Boo, a respected reporter and a former editor for The Washington Post, spent over three years observing the residents of Annawadi, a slum in Mumbai, India.  In this award-winning book, she documents in vivid detail the lives of a number of its citizens.  Unlike many other authors of narrative nonfiction, Boo does not insert herself into the story with editorial comments.  Instead, based on extensive interviews, she lets the characters speak for themselves.  While the residents’ stories are frequently heartbreaking, the majority of them refuse to give in to despair.  Even though their houses in the slum are off-kilter, poorly constructed, beset by floods of sewage, and lack indoor plumbing, life in Annawadi is considered a step up from the rural countryside.  The book’s main character is Adbul, a teenager who is enterprising and hard working.  He and his family are involved in recycling garbage.  Things are looking up in their lives, thanks to the economic boom at the time.  His family seems to be inching closer to the possibility of escaping this festering slum.  But then, Adbul is falsely accused of driving a bitter, jealous neighbor to set herself on fire.  In the ensuing drawn-out trial, the family’s resources are drained as the police and other officials demand bribes to insure a favorable outcome to the court case.  The India that Boo presents here is corrupt, brutal, and most of the money being spent to help the poor disappears into the deep pockets of the rich.  Yet despite the harsh conditions of Annawadi, its citizens show a stamina and resiliency that is truly inspiring.  While the book is nonfiction, it reads like a novel, and I found it hard to put down.  Even before its last page is turned, an indelible impression of Annawadi and its residents is sure to be seared into the reader’s memory.

Annie Dunn / Sebastian Barry

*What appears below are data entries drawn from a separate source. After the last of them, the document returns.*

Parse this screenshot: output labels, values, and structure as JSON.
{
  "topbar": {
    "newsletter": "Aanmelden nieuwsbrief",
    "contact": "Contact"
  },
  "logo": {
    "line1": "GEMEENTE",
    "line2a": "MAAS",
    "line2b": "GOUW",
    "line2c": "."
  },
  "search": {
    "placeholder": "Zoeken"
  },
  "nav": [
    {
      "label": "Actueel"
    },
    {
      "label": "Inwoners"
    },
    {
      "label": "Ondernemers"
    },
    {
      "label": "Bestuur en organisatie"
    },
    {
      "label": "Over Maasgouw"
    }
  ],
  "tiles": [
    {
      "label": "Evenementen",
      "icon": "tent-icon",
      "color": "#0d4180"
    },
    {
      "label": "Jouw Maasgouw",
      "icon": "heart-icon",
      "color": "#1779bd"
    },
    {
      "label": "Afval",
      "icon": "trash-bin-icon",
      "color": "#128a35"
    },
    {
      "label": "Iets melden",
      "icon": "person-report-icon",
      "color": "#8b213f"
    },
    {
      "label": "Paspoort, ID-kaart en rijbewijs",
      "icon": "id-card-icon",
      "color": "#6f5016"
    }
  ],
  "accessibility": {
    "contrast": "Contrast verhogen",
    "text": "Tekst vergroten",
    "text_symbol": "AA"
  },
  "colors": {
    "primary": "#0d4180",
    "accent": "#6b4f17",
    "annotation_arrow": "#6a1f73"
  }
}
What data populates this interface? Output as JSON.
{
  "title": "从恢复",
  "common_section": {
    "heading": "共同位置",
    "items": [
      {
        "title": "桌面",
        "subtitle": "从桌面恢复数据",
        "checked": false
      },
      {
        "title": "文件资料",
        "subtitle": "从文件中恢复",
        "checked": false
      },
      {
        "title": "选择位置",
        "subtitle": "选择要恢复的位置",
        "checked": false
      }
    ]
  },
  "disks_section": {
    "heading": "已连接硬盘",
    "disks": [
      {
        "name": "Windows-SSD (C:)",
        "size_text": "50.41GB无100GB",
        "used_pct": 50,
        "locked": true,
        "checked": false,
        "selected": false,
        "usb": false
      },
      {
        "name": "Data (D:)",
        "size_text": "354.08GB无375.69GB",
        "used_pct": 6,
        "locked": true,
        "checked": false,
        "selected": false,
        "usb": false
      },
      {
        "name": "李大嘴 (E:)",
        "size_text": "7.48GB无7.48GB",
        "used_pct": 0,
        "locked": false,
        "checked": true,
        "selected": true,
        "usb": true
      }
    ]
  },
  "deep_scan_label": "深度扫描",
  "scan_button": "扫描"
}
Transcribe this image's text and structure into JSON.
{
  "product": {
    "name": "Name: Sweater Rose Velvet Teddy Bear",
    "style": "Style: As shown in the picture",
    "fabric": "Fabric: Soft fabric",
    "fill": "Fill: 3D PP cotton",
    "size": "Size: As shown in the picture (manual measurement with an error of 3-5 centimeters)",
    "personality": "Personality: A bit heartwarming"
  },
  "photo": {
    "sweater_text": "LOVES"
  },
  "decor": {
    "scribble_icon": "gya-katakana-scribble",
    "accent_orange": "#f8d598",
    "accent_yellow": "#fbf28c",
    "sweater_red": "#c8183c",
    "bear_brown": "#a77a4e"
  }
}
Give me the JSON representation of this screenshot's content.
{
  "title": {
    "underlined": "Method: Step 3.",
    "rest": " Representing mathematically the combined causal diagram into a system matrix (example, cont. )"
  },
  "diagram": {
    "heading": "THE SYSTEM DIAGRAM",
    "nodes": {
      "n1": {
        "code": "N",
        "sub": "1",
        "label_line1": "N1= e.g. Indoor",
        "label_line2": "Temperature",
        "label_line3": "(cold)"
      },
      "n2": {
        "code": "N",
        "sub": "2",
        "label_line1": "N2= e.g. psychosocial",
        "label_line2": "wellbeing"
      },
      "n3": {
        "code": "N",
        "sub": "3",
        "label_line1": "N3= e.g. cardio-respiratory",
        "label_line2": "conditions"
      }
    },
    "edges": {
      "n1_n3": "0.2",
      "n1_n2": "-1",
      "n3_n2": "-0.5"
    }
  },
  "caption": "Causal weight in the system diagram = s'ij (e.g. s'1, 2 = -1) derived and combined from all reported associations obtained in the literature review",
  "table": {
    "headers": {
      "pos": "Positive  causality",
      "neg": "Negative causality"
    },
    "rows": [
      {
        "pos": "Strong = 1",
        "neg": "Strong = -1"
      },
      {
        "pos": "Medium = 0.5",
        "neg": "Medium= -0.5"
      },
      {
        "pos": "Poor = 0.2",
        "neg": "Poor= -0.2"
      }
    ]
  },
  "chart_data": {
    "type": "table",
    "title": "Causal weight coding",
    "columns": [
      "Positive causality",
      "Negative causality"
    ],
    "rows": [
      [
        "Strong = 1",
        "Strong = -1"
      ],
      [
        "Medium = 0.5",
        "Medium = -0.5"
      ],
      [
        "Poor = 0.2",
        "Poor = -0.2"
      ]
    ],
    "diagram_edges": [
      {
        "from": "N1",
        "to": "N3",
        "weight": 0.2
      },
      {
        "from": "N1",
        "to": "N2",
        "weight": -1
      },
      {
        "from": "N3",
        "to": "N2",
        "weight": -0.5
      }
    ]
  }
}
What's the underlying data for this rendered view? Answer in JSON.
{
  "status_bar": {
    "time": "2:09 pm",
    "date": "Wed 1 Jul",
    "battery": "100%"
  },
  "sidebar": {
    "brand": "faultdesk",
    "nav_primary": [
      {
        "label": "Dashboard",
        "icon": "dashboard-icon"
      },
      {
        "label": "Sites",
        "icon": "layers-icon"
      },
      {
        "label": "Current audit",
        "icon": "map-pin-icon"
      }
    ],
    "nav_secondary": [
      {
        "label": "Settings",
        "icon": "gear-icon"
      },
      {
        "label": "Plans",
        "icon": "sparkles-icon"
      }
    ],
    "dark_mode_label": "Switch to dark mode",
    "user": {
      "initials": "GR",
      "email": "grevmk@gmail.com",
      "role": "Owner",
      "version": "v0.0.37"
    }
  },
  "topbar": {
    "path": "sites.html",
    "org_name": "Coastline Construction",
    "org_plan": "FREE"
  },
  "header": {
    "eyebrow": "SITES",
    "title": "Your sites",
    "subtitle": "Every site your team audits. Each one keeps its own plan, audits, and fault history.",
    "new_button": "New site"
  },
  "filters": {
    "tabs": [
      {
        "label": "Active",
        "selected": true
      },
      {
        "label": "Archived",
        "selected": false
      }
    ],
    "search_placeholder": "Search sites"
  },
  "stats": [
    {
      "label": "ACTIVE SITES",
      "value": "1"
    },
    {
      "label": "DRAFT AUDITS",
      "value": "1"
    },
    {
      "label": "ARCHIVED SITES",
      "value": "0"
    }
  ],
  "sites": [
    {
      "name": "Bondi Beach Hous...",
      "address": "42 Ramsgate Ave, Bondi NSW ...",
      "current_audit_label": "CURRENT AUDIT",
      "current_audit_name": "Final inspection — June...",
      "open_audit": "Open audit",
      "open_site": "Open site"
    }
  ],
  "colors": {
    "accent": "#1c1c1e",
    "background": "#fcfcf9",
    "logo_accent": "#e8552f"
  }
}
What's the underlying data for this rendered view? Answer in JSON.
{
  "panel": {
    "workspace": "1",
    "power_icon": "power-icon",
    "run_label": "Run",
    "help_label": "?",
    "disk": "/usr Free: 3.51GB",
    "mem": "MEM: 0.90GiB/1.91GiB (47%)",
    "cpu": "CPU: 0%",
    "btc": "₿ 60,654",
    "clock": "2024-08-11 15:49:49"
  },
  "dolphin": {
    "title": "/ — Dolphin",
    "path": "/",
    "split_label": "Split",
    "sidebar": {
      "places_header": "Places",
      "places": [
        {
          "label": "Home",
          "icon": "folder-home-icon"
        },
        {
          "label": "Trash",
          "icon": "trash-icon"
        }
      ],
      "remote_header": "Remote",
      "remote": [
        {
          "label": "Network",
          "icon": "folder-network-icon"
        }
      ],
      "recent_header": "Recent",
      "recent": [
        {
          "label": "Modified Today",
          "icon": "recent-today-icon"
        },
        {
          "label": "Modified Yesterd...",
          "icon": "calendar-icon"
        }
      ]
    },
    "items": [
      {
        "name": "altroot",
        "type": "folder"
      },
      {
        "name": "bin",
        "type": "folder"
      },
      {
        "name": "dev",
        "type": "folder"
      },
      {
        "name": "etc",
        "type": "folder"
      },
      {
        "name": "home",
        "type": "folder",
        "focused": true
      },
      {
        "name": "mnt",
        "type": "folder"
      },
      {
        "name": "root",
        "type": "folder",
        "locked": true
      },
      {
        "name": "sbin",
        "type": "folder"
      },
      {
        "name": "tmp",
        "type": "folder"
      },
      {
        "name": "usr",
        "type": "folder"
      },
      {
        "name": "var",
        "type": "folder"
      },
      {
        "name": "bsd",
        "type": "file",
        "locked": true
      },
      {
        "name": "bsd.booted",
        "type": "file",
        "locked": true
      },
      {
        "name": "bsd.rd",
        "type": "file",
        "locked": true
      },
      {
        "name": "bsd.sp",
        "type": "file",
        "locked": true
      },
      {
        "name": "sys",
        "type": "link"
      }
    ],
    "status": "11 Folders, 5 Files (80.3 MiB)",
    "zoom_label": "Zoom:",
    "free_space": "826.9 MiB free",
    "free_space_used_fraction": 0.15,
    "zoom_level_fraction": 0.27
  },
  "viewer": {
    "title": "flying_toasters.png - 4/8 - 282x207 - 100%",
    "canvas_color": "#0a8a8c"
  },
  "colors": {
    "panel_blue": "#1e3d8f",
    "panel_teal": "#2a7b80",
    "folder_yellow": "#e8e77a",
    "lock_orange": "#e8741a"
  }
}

This novel is set in the late 1950s and takes the reader to a remote part of County Wicklow.  There, two elderly Irish women, Annie Dunn and her cousin Sarah, are just managing to scratch out a meager existence.  It is a time when a way of life is disappearing as a mechanized world encroaches on ancient traditions.  With summer’s arrival, Annie’s nephew and his wife ask her to care for their two small children, a daughter and son, when they travel to London to find work.   The children’s arrival is not the only change the women are dealing with, as the budding possibility of a romance for Sarah proves an even bigger disruption to the household’s tranquility.  Barry does a marvelous job of recreating the rhythm of daily life in this remote corner of Ireland, and embedding Annie’s past history as an integral part of the story.  Born with a hunched back, Annie has issues with self-esteem and is carrying the weight of a lifetime of unresolved emotional issues.  Barry excels at portraying the bickering that goes on in such a tight-knit community, and yet when needed, how they provide support for each other despite personal grievances.  Set over the course of a single season, it is a summer during which, on the surface, very little happens.  Nonetheless, before its end, an epiphany unfolds for Annie.  It is a story that details her coming to terms with the past’s ghosts and reconciling with the present. Barry’s prose is lyrical and poetic as he imbues this simple tale with unexpected depth.